Page 163 - If I am right, thy grace impart, Still in the right to stay; If I am wrong, oh teach my heart To find that better way...
Page 133 - Since every man who lives, is born to die, And none can boast sincere felicity, With equal mind, what happens, let us bear, Nor joy, nor grieve too much for things beyond our care. Like pilgrims to the appointed place we tend; The world's an inn, and death the journey's end. Even kings but play; and when their part is done, Some other, worse or better, mount the throne.
Page 181 - To Banbury came I; O prophane one ! Where I saw a puritane one, Hanging of his cat on Monday, For killing of a mouse on Sunday.
Page 118 - Our portion is not large, indeed ; But then how little do we need ! For nature's calls are few : In this the art of living lies, To want no more than may suffice, And make that little do.
Page 261 - Be even cautious in displaying your good sense. It will be thought you assume a superiority over the rest of the company.— But if you happen to have any learning, keep it a profound secret, especially from the men, who generally look with a jealous and malignant eye on a woman of great parts and a cultivated understanding.
Page 119 - With passions unruffled, untainted with pride, By reason my life let me square : The wants of my nature are cheaply supplied ; And the rest are but folly and care. How vainly through infinite trouble and strife, The many their labours employ ! Since all that is truly delightful in life, ... Is what all, if they please, may enjoy.

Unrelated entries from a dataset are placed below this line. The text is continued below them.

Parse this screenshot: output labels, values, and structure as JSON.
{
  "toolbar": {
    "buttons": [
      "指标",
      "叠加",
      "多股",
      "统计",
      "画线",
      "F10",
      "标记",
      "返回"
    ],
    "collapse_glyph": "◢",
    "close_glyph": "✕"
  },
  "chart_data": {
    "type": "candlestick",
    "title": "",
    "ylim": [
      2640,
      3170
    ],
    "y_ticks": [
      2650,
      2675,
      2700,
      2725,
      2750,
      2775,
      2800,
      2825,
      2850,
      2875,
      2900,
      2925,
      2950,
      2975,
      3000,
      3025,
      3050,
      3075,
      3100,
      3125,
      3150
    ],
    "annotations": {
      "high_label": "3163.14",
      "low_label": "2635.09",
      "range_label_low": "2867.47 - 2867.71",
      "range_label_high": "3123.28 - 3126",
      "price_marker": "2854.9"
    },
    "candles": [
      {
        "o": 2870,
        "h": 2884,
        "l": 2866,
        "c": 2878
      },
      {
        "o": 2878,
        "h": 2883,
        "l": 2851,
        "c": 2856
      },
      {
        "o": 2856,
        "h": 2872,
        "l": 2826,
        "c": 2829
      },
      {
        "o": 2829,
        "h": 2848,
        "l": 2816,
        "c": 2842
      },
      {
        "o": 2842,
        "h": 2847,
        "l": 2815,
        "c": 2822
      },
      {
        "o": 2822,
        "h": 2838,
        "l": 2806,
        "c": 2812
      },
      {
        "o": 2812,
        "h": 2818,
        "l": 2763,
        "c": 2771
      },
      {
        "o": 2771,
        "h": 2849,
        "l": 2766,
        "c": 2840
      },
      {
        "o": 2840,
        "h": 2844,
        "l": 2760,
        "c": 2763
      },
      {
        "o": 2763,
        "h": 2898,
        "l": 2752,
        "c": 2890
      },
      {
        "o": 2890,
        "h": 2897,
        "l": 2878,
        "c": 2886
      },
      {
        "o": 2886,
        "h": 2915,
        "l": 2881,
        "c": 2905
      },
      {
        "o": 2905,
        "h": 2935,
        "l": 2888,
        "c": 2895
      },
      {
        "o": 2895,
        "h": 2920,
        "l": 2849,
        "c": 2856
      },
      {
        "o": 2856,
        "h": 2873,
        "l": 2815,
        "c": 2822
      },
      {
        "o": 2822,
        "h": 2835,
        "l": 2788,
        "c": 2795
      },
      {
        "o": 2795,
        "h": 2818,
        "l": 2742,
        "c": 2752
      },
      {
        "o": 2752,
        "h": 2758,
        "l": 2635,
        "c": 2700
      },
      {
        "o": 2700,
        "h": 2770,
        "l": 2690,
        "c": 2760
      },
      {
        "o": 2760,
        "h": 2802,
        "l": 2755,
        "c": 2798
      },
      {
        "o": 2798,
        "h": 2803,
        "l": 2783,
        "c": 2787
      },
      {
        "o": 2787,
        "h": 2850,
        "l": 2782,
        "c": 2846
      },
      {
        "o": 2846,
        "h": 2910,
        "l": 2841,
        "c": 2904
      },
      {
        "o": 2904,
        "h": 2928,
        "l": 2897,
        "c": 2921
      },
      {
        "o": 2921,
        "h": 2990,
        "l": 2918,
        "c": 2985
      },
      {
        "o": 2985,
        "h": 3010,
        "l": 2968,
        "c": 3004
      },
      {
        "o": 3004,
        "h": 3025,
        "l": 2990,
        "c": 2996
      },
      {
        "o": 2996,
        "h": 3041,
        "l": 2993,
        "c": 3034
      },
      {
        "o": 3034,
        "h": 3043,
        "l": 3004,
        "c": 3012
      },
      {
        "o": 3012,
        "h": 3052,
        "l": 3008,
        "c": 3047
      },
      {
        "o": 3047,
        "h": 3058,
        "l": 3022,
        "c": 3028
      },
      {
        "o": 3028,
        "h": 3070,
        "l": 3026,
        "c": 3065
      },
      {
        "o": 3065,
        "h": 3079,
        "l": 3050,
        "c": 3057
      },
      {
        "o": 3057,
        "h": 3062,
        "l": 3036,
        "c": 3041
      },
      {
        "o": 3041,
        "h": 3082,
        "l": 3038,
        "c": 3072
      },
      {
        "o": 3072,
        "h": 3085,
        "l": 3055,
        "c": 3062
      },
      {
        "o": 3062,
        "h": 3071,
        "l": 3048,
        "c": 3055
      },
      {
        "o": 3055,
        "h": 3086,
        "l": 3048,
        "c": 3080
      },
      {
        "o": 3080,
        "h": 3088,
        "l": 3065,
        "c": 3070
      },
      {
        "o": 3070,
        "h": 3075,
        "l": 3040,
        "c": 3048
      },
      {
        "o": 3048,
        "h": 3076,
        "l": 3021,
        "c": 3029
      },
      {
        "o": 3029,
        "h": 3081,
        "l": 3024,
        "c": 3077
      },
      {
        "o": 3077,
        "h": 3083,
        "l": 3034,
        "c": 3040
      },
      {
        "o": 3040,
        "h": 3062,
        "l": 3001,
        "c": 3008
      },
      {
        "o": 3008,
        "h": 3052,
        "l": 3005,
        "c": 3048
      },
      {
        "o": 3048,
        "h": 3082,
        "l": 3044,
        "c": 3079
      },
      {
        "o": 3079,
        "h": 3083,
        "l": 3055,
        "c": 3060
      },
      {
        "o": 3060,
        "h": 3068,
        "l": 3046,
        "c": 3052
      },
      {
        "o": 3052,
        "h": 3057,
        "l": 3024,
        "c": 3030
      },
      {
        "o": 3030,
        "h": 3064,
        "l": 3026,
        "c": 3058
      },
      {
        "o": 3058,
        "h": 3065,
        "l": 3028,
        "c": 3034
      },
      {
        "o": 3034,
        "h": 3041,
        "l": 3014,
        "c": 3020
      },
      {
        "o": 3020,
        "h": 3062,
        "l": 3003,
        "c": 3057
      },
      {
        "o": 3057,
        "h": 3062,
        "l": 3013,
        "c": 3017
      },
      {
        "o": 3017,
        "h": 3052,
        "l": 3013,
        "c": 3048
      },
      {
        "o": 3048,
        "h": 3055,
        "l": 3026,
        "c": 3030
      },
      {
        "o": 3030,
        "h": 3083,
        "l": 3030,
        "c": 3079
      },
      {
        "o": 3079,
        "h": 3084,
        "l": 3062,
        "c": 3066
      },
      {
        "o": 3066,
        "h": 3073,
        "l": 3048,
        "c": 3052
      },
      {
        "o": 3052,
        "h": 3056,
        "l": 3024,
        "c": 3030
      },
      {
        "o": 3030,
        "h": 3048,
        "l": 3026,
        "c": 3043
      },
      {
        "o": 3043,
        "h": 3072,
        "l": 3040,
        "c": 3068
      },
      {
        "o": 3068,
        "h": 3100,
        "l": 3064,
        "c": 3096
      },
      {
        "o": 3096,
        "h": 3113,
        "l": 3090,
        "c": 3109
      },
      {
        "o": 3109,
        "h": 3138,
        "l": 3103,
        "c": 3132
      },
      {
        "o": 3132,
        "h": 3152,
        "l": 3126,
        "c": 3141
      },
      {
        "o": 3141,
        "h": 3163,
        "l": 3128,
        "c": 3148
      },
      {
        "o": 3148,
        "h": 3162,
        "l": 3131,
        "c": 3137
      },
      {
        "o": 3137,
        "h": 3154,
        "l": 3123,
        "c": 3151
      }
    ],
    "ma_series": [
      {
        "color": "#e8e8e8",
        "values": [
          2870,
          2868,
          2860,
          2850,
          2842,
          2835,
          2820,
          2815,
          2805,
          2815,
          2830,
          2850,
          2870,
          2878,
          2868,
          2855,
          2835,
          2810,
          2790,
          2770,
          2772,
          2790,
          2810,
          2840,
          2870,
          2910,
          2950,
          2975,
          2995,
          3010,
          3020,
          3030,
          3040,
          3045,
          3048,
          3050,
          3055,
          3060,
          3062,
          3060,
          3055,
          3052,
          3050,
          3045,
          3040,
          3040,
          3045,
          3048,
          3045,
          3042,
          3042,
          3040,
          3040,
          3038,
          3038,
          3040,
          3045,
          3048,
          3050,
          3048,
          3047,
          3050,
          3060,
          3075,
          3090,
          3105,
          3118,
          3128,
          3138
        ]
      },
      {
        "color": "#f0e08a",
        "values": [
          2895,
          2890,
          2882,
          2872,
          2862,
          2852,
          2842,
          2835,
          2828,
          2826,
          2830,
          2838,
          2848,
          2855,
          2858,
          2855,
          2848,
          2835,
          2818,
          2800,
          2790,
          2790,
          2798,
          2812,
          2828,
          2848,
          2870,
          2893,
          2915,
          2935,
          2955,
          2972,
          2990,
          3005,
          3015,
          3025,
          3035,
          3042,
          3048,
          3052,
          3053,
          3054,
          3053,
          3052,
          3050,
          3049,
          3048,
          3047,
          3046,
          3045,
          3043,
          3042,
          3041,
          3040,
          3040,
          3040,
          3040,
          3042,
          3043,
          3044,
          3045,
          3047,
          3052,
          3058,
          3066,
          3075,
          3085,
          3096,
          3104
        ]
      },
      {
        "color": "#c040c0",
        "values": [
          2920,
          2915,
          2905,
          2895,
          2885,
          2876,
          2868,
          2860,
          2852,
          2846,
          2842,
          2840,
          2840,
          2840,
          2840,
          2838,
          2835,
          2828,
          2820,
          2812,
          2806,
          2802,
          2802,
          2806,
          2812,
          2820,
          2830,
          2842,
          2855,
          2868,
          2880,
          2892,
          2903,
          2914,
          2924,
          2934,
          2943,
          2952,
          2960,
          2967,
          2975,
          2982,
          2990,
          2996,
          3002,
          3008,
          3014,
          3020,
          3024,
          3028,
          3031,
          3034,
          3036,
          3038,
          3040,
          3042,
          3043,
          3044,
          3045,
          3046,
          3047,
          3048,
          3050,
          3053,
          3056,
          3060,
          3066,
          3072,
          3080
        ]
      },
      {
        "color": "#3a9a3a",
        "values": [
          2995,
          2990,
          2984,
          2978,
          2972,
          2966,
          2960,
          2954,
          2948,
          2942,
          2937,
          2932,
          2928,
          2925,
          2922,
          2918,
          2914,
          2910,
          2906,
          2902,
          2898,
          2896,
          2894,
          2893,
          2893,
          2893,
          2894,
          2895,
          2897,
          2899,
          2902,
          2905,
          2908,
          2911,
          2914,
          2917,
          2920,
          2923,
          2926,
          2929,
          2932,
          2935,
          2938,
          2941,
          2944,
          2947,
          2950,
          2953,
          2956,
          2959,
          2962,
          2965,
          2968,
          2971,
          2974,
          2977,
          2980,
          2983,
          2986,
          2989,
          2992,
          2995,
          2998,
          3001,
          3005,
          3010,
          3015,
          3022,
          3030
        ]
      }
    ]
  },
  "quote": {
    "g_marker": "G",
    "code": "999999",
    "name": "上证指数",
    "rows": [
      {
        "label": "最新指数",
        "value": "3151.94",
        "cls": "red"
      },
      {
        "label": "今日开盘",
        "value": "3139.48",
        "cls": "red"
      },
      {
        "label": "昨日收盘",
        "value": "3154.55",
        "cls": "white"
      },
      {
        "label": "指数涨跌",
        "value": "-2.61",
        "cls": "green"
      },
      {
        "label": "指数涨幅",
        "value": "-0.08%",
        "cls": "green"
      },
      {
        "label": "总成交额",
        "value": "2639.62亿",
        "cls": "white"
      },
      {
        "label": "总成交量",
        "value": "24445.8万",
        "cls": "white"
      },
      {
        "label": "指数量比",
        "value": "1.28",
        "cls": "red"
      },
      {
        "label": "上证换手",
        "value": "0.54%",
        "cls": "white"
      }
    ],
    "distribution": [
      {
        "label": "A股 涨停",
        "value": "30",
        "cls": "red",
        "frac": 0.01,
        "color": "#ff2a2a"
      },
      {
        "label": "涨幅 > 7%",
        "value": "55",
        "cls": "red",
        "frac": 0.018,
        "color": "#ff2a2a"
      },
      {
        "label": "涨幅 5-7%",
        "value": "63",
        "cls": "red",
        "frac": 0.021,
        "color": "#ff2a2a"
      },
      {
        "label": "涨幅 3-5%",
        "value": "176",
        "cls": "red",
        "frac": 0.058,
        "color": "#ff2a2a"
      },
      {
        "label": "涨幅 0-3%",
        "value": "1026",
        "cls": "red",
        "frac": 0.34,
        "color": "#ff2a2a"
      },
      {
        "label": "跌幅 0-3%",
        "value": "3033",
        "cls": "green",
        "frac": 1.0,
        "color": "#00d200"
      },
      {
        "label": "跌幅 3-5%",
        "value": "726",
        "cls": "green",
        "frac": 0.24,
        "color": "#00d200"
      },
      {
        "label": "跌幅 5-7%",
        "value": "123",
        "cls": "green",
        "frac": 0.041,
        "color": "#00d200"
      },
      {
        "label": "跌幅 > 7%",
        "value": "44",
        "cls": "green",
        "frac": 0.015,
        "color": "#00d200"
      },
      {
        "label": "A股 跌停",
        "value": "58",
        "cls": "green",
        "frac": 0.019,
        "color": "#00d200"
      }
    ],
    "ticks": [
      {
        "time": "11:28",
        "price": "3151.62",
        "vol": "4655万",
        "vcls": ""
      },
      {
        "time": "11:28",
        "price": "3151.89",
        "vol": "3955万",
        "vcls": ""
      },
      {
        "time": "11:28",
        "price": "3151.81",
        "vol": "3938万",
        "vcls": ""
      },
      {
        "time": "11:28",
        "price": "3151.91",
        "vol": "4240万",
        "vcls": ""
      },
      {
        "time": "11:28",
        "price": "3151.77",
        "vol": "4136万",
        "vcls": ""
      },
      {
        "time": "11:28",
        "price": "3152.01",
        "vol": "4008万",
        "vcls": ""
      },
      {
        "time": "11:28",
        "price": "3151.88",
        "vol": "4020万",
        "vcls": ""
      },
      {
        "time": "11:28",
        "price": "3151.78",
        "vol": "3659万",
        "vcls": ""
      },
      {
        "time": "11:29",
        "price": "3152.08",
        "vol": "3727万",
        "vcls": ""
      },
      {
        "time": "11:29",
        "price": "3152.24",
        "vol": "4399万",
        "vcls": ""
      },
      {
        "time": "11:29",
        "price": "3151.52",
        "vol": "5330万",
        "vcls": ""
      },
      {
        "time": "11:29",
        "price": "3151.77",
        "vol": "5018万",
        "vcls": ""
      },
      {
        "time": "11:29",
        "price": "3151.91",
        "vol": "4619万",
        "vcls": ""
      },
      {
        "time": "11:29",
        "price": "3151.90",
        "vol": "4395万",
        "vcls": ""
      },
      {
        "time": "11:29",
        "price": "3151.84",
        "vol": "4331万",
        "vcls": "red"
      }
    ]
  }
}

Page 244 - I'll tell you, friend, a wise man and a fool. You'll find, if once the monarch acts the monk, Or, cobbler-like, the parson will be drunk, Worth makes the man, and want of it the fellow : The rest is all but leather or prunello.
Page 27 - To mortall men great loads allotted be, But of all packs, no pack like poverty.
Page 110 - Fraught with kind wiflies, and fecured by truth ; The cordial drop heav'n in our cup has thrown, To make the naufeous draught of life go down...
Page 55 - Thro' wondrous fcenes of Being yet untry'd, Where in each ftage we fhall more perfect grow, And new perfections, new delights beftow. Oh ! would mankind but make thefe truths their guide, And force the helm from prejudice and pride, Were once thefe maxims fix'd, that God's our friend. Virtue our good, and happinefs our end, How foon muft reafon o'er the world prevail, And error, fraud, and luperftition fail ! None wou'd hereafter then with groundlefs fear, Defcribe th...